§ RECORDS SUPPLIED

========================================================================

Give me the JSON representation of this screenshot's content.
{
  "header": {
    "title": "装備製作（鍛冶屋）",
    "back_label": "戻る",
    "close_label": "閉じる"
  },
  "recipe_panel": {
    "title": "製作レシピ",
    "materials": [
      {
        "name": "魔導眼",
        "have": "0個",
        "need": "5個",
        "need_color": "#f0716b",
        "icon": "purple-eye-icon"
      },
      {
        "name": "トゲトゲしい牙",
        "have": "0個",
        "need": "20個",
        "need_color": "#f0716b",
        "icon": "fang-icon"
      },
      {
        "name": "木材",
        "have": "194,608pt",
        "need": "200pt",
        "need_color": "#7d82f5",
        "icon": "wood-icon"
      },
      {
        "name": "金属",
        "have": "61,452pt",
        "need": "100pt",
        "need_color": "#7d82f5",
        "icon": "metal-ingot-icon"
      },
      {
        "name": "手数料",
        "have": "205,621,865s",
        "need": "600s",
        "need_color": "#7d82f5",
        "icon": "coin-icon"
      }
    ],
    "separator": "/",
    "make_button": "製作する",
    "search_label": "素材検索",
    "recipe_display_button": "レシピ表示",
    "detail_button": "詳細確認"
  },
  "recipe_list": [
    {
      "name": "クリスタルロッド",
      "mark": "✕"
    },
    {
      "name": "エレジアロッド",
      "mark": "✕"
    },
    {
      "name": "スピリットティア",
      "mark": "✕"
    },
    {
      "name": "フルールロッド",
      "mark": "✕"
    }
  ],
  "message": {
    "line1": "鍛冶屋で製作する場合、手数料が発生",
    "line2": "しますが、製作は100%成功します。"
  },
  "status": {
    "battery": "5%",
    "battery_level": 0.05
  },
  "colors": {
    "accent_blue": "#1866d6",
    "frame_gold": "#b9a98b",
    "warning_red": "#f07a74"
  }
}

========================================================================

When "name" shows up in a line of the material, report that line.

§ TASK SOLUTION
        "name": "魔導眼",
        "name": "トゲトゲしい牙",
        "name": "木材",
        "name": "金属",
        "name": "手数料",
      "name": "クリスタルロッド",
      "name": "エレジアロッド",
      "name": "スピリットティア",
      "name": "フルールロッド",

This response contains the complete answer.